October 09, 2017
The academic journal Third World Quarterly saw the resignations of almost half its member board after publishing a controversial essay titled “The Case for Colonialism.”
The Quarterly’s publisher Taylor & Francis, which has offices in Philadelphia, posted a withdrawal notice after the essay was pulled, citing “serious and credible threats of personal violence” against the journal’s editor.
The essay, which exalted the merits of colonialism, was pulled shortly before Columbus Day, a federal holiday criticized and protested by many for celebrating European colonialism and the mass murder of Native Americans.
“Following a number of complaints, Taylor & Francis conducted a thorough investigation into the peer review process on this article,” the publisher’s statement reads.
“Whilst this clearly demonstrated the essay had undergone double-blind peer review, in line with the journal’s editorial policy, the journal editor has subsequently received serious and credible threats of personal violence. These threats are linked to the publication of this essay.”
The essay was written by Bruce Gilley, a political science professor at Portland State University, and made the case for Colonialism stating that countries that had been colonized “did better” than others, according to the Washington Post.
Though the essay has been pulled, the Post noted that the abstract read, “For the last 100 years, Western colonialism has had a bad name. It is high time to question this orthodoxy.”
Since its publication last month, scholars have criticized the article for being racist and also using illegitimate data. The Chronicle of Higher Education reported that the essay was indeed rejected by three peer reviewers at the Third World Quarterly.
After two petitions and a joint resignation letter of 15 members of the Quarterly’s 34-member board, leading to the journal’s eventual withdrawal of the essay, some in the academic world worried that pulling the essay set a bad precedent.
Noam Chomsky, who sits on the editorial board of Third World Quarterly, told Inside Higher Education that it’s “pretty clear that proper procedures were not followed in publishing the article, but I think retraction is a mistake – and also opens very dangerous doors. Rebuttal offers a great opportunity for education, not only in this case.”

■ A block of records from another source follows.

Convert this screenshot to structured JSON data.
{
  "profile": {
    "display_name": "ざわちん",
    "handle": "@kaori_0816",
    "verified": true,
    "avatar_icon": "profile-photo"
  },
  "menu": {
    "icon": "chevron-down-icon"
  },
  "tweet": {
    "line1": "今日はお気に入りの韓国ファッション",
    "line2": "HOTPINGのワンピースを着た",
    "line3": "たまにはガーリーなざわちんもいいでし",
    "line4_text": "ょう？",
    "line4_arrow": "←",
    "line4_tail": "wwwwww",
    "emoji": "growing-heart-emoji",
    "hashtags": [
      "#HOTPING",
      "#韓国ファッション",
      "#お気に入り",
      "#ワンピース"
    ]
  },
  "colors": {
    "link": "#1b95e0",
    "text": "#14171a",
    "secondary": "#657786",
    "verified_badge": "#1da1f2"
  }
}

This is not Gilley’s first conflict in academia, previously leaving the American Political Science Association after claiming it didn’t accept right-wing viewpoints.